*Task requirements*:
A word-for-word copy of the whole listing is required.

========

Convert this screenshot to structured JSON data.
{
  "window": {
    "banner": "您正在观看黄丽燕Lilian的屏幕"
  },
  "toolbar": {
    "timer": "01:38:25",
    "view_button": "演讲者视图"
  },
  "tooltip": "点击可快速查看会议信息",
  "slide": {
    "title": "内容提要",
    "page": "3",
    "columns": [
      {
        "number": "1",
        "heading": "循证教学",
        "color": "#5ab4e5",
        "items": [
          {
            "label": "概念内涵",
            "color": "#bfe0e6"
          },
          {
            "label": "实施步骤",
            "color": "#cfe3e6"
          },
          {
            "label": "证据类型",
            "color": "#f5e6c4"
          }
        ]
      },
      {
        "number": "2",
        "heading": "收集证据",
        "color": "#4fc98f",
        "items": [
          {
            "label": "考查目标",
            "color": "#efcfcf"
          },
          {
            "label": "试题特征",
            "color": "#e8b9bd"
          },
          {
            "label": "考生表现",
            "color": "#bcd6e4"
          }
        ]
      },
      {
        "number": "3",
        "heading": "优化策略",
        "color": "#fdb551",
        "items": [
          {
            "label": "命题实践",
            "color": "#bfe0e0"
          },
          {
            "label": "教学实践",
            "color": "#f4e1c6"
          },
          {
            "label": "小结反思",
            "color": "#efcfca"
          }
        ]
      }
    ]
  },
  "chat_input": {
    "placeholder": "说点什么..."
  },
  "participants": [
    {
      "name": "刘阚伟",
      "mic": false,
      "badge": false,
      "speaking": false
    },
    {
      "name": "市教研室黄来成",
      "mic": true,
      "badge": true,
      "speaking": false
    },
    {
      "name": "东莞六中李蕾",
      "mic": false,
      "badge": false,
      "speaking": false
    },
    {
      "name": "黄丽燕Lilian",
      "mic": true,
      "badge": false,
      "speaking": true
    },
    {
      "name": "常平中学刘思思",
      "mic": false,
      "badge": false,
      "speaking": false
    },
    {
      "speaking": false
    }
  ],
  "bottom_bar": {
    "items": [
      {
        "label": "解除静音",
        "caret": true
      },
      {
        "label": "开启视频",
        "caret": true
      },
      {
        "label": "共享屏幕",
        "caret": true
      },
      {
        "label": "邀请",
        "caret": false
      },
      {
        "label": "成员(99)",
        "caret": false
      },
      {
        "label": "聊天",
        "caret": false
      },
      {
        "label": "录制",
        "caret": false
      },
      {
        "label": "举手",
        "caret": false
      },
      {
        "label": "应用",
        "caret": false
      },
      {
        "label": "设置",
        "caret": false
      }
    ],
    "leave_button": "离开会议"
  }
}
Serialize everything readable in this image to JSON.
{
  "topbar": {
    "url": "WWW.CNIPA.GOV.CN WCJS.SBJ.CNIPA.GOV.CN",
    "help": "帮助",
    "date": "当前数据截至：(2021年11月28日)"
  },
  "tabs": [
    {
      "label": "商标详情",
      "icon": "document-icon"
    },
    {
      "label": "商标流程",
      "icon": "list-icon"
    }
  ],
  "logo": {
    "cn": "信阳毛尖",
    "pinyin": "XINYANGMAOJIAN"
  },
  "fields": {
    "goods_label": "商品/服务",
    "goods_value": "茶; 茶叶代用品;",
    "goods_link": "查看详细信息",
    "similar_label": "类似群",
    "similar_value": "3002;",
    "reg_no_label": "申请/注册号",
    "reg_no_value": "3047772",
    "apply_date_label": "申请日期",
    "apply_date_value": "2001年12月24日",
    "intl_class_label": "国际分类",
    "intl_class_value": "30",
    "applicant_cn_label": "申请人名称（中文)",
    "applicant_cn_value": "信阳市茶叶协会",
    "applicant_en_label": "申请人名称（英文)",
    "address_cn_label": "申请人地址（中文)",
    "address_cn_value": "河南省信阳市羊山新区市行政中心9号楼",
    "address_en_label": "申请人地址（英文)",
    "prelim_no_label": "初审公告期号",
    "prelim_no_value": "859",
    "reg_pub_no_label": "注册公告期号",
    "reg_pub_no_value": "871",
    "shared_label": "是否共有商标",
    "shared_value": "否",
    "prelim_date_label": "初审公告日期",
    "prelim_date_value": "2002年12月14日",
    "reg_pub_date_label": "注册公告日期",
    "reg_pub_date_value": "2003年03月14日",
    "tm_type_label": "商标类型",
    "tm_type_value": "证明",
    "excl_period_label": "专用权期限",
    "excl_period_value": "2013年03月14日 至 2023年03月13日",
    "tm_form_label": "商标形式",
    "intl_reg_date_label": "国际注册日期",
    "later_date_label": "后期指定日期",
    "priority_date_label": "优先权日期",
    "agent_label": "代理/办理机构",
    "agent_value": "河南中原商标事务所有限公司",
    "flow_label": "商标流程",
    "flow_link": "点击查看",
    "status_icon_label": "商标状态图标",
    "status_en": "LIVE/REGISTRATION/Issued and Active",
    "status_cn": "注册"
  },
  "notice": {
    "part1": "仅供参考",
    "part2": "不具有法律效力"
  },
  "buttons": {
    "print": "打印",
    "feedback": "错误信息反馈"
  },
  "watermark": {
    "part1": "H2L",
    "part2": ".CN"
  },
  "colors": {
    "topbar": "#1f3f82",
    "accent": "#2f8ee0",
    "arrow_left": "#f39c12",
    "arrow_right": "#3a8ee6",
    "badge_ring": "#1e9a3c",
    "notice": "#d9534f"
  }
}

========

*Written answer*:
Convert this screenshot to structured JSON data.
{
  "window": {
    "banner": "您正在观看黄丽燕Lilian的屏幕"
  },
  "toolbar": {
    "timer": "01:38:25",
    "view_button": "演讲者视图"
  },
  "tooltip": "点击可快速查看会议信息",
  "slide": {
    "title": "内容提要",
    "page": "3",
    "columns": [
      {
        "number": "1",
        "heading": "循证教学",
        "color": "#5ab4e5",
        "items": [
          {
            "label": "概念内涵",
            "color": "#bfe0e6"
          },
          {
            "label": "实施步骤",
            "color": "#cfe3e6"
          },
          {
            "label": "证据类型",
            "color": "#f5e6c4"
          }
        ]
      },
      {
        "number": "2",
        "heading": "收集证据",
        "color": "#4fc98f",
        "items": [
          {
            "label": "考查目标",
            "color": "#efcfcf"
          },
          {
            "label": "试题特征",
            "color": "#e8b9bd"
          },
          {
            "label": "考生表现",
            "color": "#bcd6e4"
          }
        ]
      },
      {
        "number": "3",
        "heading": "优化策略",
        "color": "#fdb551",
        "items": [
          {
            "label": "命题实践",
            "color": "#bfe0e0"
          },
          {
            "label": "教学实践",
            "color": "#f4e1c6"
          },
          {
            "label": "小结反思",
            "color": "#efcfca"
          }
        ]
      }
    ]
  },
  "chat_input": {
    "placeholder": "说点什么..."
  },
  "participants": [
    {
      "name": "刘阚伟",
      "mic": false,
      "badge": false,
      "speaking": false
    },
    {
      "name": "市教研室黄来成",
      "mic": true,
      "badge": true,
      "speaking": false
    },
    {
      "name": "东莞六中李蕾",
      "mic": false,
      "badge": false,
      "speaking": false
    },
    {
      "name": "黄丽燕Lilian",
      "mic": true,
      "badge": false,
      "speaking": true
    },
    {
      "name": "常平中学刘思思",
      "mic": false,
      "badge": false,
      "speaking": false
    },
    {
      "speaking": false
    }
  ],
  "bottom_bar": {
    "items": [
      {
        "label": "解除静音",
        "caret": true
      },
      {
        "label": "开启视频",
        "caret": true
      },
      {
        "label": "共享屏幕",
        "caret": true
      },
      {
        "label": "邀请",
        "caret": false
      },
      {
        "label": "成员(99)",
        "caret": false
      },
      {
        "label": "聊天",
        "caret": false
      },
      {
        "label": "录制",
        "caret": false
      },
      {
        "label": "举手",
        "caret": false
      },
      {
        "label": "应用",
        "caret": false
      },
      {
        "label": "设置",
        "caret": false
      }
    ],
    "leave_button": "离开会议"
  }
}
Serialize everything readable in this image to JSON.
{
  "topbar": {
    "url": "WWW.CNIPA.GOV.CN WCJS.SBJ.CNIPA.GOV.CN",
    "help": "帮助",
    "date": "当前数据截至：(2021年11月28日)"
  },
  "tabs": [
    {
      "label": "商标详情",
      "icon": "document-icon"
    },
    {
      "label": "商标流程",
      "icon": "list-icon"
    }
  ],
  "logo": {
    "cn": "信阳毛尖",
    "pinyin": "XINYANGMAOJIAN"
  },
  "fields": {
    "goods_label": "商品/服务",
    "goods_value": "茶; 茶叶代用品;",
    "goods_link": "查看详细信息",
    "similar_label": "类似群",
    "similar_value": "3002;",
    "reg_no_label": "申请/注册号",
    "reg_no_value": "3047772",
    "apply_date_label": "申请日期",
    "apply_date_value": "2001年12月24日",
    "intl_class_label": "国际分类",
    "intl_class_value": "30",
    "applicant_cn_label": "申请人名称（中文)",
    "applicant_cn_value": "信阳市茶叶协会",
    "applicant_en_label": "申请人名称（英文)",
    "address_cn_label": "申请人地址（中文)",
    "address_cn_value": "河南省信阳市羊山新区市行政中心9号楼",
    "address_en_label": "申请人地址（英文)",
    "prelim_no_label": "初审公告期号",
    "prelim_no_value": "859",
    "reg_pub_no_label": "注册公告期号",
    "reg_pub_no_value": "871",
    "shared_label": "是否共有商标",
    "shared_value": "否",
    "prelim_date_label": "初审公告日期",
    "prelim_date_value": "2002年12月14日",
    "reg_pub_date_label": "注册公告日期",
    "reg_pub_date_value": "2003年03月14日",
    "tm_type_label": "商标类型",
    "tm_type_value": "证明",
    "excl_period_label": "专用权期限",
    "excl_period_value": "2013年03月14日 至 2023年03月13日",
    "tm_form_label": "商标形式",
    "intl_reg_date_label": "国际注册日期",
    "later_date_label": "后期指定日期",
    "priority_date_label": "优先权日期",
    "agent_label": "代理/办理机构",
    "agent_value": "河南中原商标事务所有限公司",
    "flow_label": "商标流程",
    "flow_link": "点击查看",
    "status_icon_label": "商标状态图标",
    "status_en": "LIVE/REGISTRATION/Issued and Active",
    "status_cn": "注册"
  },
  "notice": {
    "part1": "仅供参考",
    "part2": "不具有法律效力"
  },
  "buttons": {
    "print": "打印",
    "feedback": "错误信息反馈"
  },
  "watermark": {
    "part1": "H2L",
    "part2": ".CN"
  },
  "colors": {
    "topbar": "#1f3f82",
    "accent": "#2f8ee0",
    "arrow_left": "#f39c12",
    "arrow_right": "#3a8ee6",
    "badge_ring": "#1e9a3c",
    "notice": "#d9534f"
  }
}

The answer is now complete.